Multigrain Bloomer had the fourth-highest salt in bread, with 1.15g per
100g, while its Eat Well Oaty Bloomer had the third-lowest salt content
at 0.65g per 100g.
average, a slice of bread contains about 0.5g of salt, the equivalent of
a small packet of crisps. Eat six slices a day and you are consuming
half the recommended daily intake of salt.
a favoured calorie-saver of mine, has 0.9g salt per piece, almost
double a slice of bread, so hardly healthy. Cereal can be high in salt
too, Kellogg’s Corn Flakes, for example, has 1.3g salt per 100g.
Over the two weeks, to spare my family’s diet, I sprinkled salt on whatever I ate rather than using recipes from celebrity cookbooks. I had lots of toast with Marmite (10.78g salt per 100g), cheddar cheese (1.80g per 100g,) and Pecorino Romano – a fearful 7.5g per 100g.
I munched on tinned anchovies, (1g per anchovy), Caldron marinated tofu pieces (1.5g per 100g), smoked haddock (1g per 100g) and stir-fries with plenty of soy sauce (15g per 100g). I also snacked on salted nuts and crisps.
It became a nightmare. I felt nauseous and had a terrible taste of salt in the back of my throat all day. After a week I felt lethargic, dizzy, had headaches, put on several pounds in weight and felt I was being poisoned.

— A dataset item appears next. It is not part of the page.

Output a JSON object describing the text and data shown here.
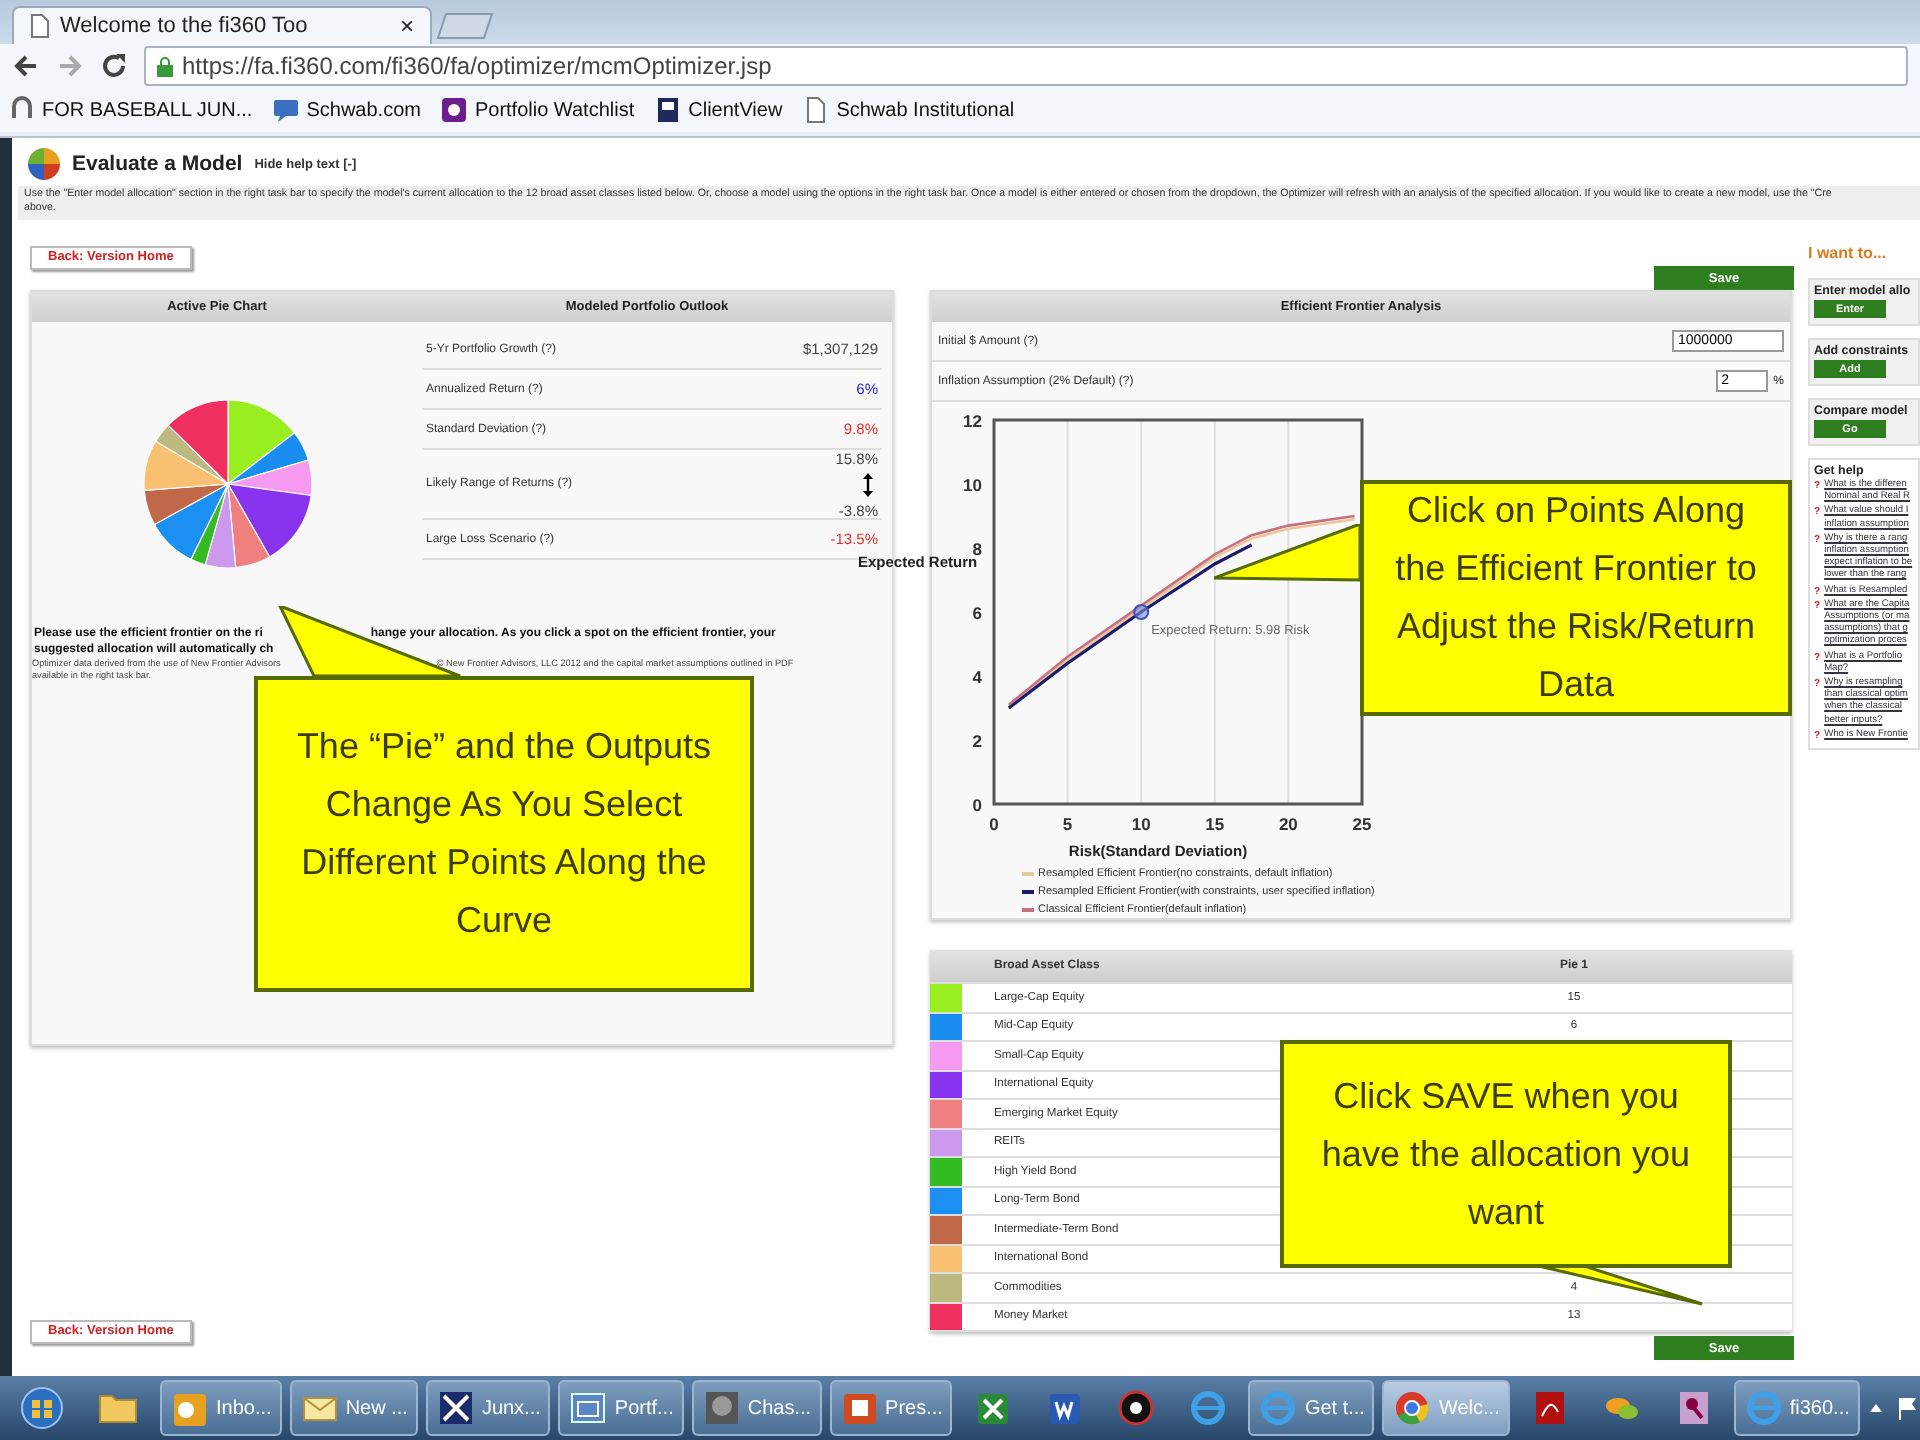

Most significantly, my blood pressure climbed steadily from its starting point of 133/84 to 145/88.
I couldn’t continue, so I cut right down on the salt and felt much better after a couple of days.
However, as the urine tests weren’t done until the end of the second week, they didn’t record my salt level at its highest. Prof MacGregor said I should go on the low-salt diet and try again with the high salt at the end of the fortnight, but this time just for a week.

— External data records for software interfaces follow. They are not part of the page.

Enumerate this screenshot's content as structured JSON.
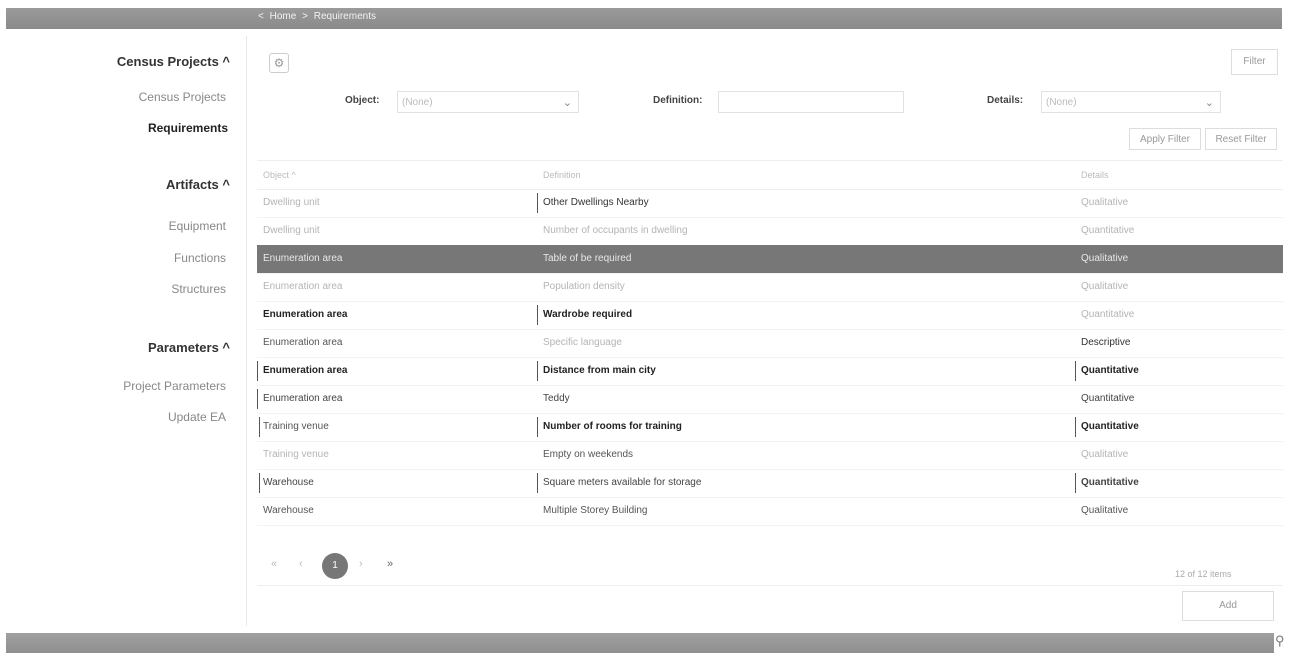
{
  "breadcrumb": {
    "back": "<",
    "home": "Home",
    "sep": ">",
    "current": "Requirements"
  },
  "sidebar": {
    "sections": [
      {
        "title": "Census Projects ^",
        "items": [
          {
            "label": "Census Projects",
            "active": false
          },
          {
            "label": "Requirements",
            "active": true
          }
        ]
      },
      {
        "title": "Artifacts ^",
        "items": [
          {
            "label": "Equipment"
          },
          {
            "label": "Functions"
          },
          {
            "label": "Structures"
          }
        ]
      },
      {
        "title": "Parameters ^",
        "items": [
          {
            "label": "Project Parameters"
          },
          {
            "label": "Update EA"
          }
        ]
      }
    ]
  },
  "toolbar": {
    "gear_icon": "gear-icon",
    "filter_label": "Filter"
  },
  "filters": {
    "object_label": "Object:",
    "object_value": "(None)",
    "definition_label": "Definition:",
    "definition_value": "",
    "details_label": "Details:",
    "details_value": "(None)",
    "chevron": "⌄",
    "apply_label": "Apply Filter",
    "reset_label": "Reset Filter"
  },
  "table": {
    "headers": {
      "object": "Object ^",
      "definition": "Definition",
      "details": "Details"
    },
    "rows": [
      {
        "object": "Dwelling unit",
        "definition": "Other Dwellings Nearby",
        "details": "Qualitative"
      },
      {
        "object": "Dwelling unit",
        "definition": "Number of occupants in dwelling",
        "details": "Quantitative"
      },
      {
        "object": "Enumeration area",
        "definition": "Table of be required",
        "details": "Qualitative"
      },
      {
        "object": "Enumeration area",
        "definition": "Population density",
        "details": "Qualitative"
      },
      {
        "object": "Enumeration area",
        "definition": "Wardrobe required",
        "details": "Quantitative"
      },
      {
        "object": "Enumeration area",
        "definition": "Specific language",
        "details": "Descriptive"
      },
      {
        "object": "Enumeration area",
        "definition": "Distance from main city",
        "details": "Quantitative"
      },
      {
        "object": "Enumeration area",
        "definition": "Teddy",
        "details": "Quantitative"
      },
      {
        "object": "Training venue",
        "definition": "Number of rooms for training",
        "details": "Quantitative"
      },
      {
        "object": "Training venue",
        "definition": "Empty on weekends",
        "details": "Qualitative"
      },
      {
        "object": "Warehouse",
        "definition": "Square meters available for storage",
        "details": "Quantitative"
      },
      {
        "object": "Warehouse",
        "definition": "Multiple Storey Building",
        "details": "Qualitative"
      }
    ]
  },
  "pager": {
    "first": "«",
    "prev": "‹",
    "page": "1",
    "next": "›",
    "last": "»",
    "count": "12 of 12 items"
  },
  "actions": {
    "add_label": "Add"
  }
}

Blood pressure at end: 145/88
WEEKS 4 & 5: THE SALT FAST
Eating a really low salt diet is also more difficult than it first appears.
Who would imagine that there is salt in supermarket prepared salad and so-called healthy miso soup (2g per portion)

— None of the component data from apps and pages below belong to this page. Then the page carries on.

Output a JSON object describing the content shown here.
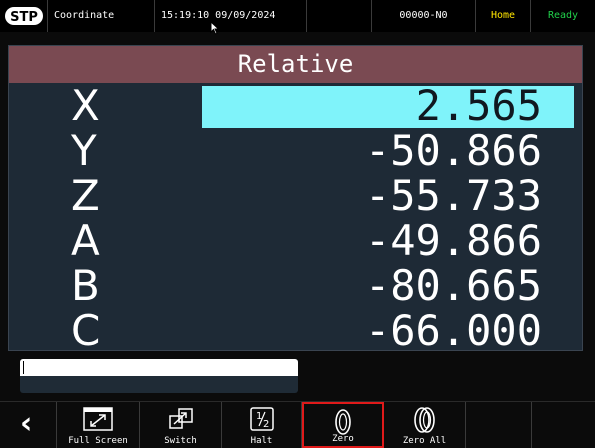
{
  "status_bar": {
    "title": "Coordinate",
    "datetime": "15:19:10 09/09/2024",
    "program": "00000-N0",
    "mode": "Home",
    "state": "Ready"
  },
  "panel": {
    "title": "Relative",
    "axes": [
      {
        "label": "X",
        "value": "2.565",
        "selected": true
      },
      {
        "label": "Y",
        "value": "-50.866",
        "selected": false
      },
      {
        "label": "Z",
        "value": "-55.733",
        "selected": false
      },
      {
        "label": "A",
        "value": "-49.866",
        "selected": false
      },
      {
        "label": "B",
        "value": "-80.665",
        "selected": false
      },
      {
        "label": "C",
        "value": "-66.000",
        "selected": false
      }
    ]
  },
  "input": {
    "value": ""
  },
  "toolbar": {
    "full_screen": "Full Screen",
    "switch": "Switch",
    "halt": "Halt",
    "zero": "Zero",
    "zero_all": "Zero All"
  },
  "colors": {
    "header": "#7a4a52",
    "panel_bg": "#1e2a36",
    "selected_bg": "#7ff3fa",
    "home": "#ffe600",
    "ready": "#21d04a",
    "highlight_border": "#e01a1a"
  },
  "icons": [
    "logo-icon",
    "cursor-icon",
    "back-chevron-icon",
    "full-screen-icon",
    "switch-icon",
    "halt-icon",
    "zero-icon",
    "zero-all-icon"
  ]
}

In fact, healthy foods can often be one of the worst culprits. Marigold Swiss Vegetable Bouillon stock powder, for example, has 17.6g of sodium per 100g – the equivalent of 44g of salt.
Concerned I might fail this test too, I went for the easy option and ate natural foods such as avocados, fresh fish, fruit and vegetables and made my own salads. I lapsed only twice, in a restaurant and at a dinner party.
Overall I felt great, energetic and optimistic. My blood pressure fell steadily.
By the third day it had dropped to a healthy 112/72, and by the end of the second week it was a stable 111/72.
The urine tests showed my salt intake had dropped to show I had eaten only 3.2g of salt.
I was amazed to discover that cutting my consumption by half had resulted in my blood pressure dropping by more than 20 points.
Blood pressure at end: 111/72
WEEK 6: BACK ON THE SALT
When I went back on a high-salt diet – this time for seven days – the nausea and lethargy returned and my blood pressure shot up again. After only three days it reached 132/73. I just about managed the week and the test results showed an average of 10.9g of salt.
Blood pressure at end: 132/73
I am now monitoring my salt intake carefully but not obsessively. My
blood pressure has levelled at about 118/72. Of course life is not much
fun without eating a little of what you fancy. The good news is that
different varieties of the same food can contain very different salt
levels, so it’s worth looking for the lowest-salt option.
For example, Ghille and Green’s smoked salmon has 3.18g salt per 100g while Waitrose’s own brand has 2.85g.
Duchy shortbread biscuit has 0.39g per biscuit, whereas Waitrose
own-brand shortbread has 0.23g. And takeaway pizzas contain up to
two-and-a-half times more salt than the average supermarket pizza.
of the studies I have done have been with people who already have high
blood pressure,’ says Prof MacGregor. ‘So it has been fascinating to see
the effect of salt on someone in the normal range. It emphasises the
importance of getting everyone to reduce their salt intake.’
lots of salt can become addictive. The body gets used to it and craves
more. Luckily, the reverse is equally true. When you first cut down on
salt, your food might seem tasteless. But after a few days the body
adjusts and what you eat will taste of itself and anything salty will,
with luck, be intolerable.
Your body will almost certainly reward you.